When parents walk in, you want them to be paying attention and listening to all of the important information you’re sharing with them. If you leave the packets on students’ desks, they’ll be distracted by it throughout your entire time with them.
Beforehand, give your students time to complete a handout that specifically states their goals for the year.
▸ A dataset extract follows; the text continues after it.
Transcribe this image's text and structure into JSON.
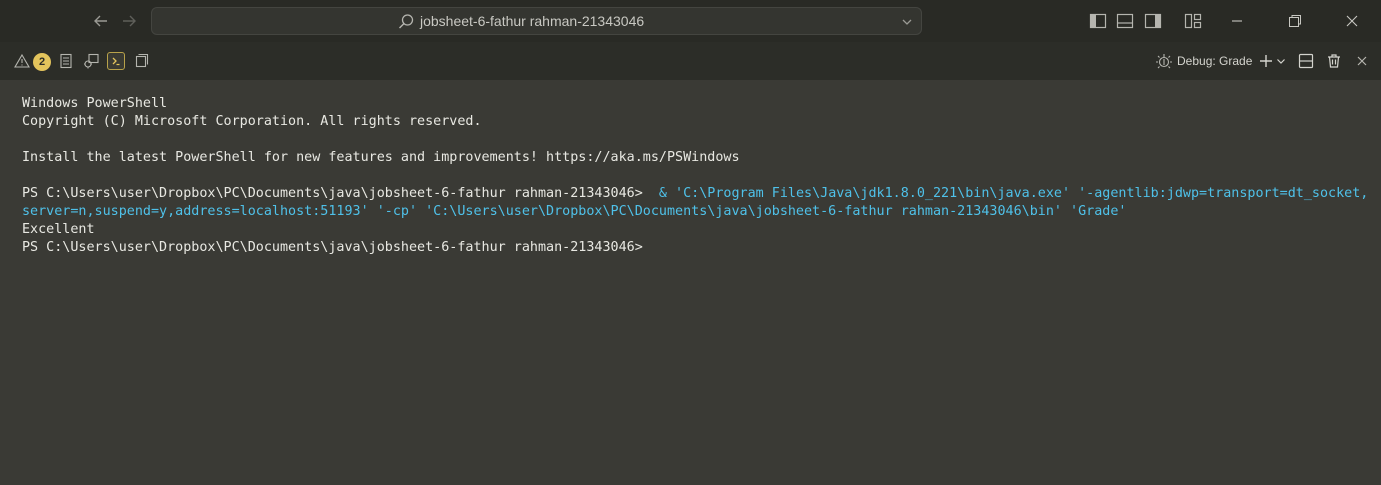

Make sure students know they will be accountable for these goals. Share a copy of these with their parents and ask for their support at home to help their children meet these goals. Then, at parent-teacher conferences, bring out the goal sheet again and discuss the progress students have made. Of course, there should be check-in’s with students before the conferences to see if their goals need to be adjusted or perhaps, new ones made. (We like sharing these goal sheets with parents at Back to School Night to make it clear that it truly does take a village … students, parents, and teacher(s) all need to be on the same page and the same team!) You may want to create your own goal-setting sheets, or you can grab our resource here, which also includes a way to keep track of all of your students’ goal-setting data!
It is NOT the night for individual parent-teacher conferences.
Make it clear that you cannot meet with parents to discuss how Johnny has done the first few days/weeks of 5th grade. At the end of your presentation, pass out all of your contact info and ask that parents reach out to you via email if they have additional questions. (Better yet, have them ask their children for the information or have their kids ask you – depending on the grade you teach. It’s important for kids to start advocating for themselves – their parents can’t follow them throughout their whole school career asking them about homework policies!)
Ask for classroom donations!
If there are items you need for your classroom, don’t be shy to ask parents for them. They are often willing to help if possible. At one Back to School Night, we let parents know we were in desperate need of new bookshelves for our classroom library. Before the night was over, one set of parents had pledged to order us a new set and another father came later in the week and assembled them for us! While obviously it depends on the financial situation of your families if they can help out or not, it doesn’t always need to be items that are purchased. One mom looking for volunteer hours, helped me sort and organize the entire math curriculum for that year (it was a program that required A LOT of prep before the year got too underway). Her afternoon of assistance was priceless! Our point is, just ask for help! After all, you are a classroom community and it shows students that everyone is invested in their well-being.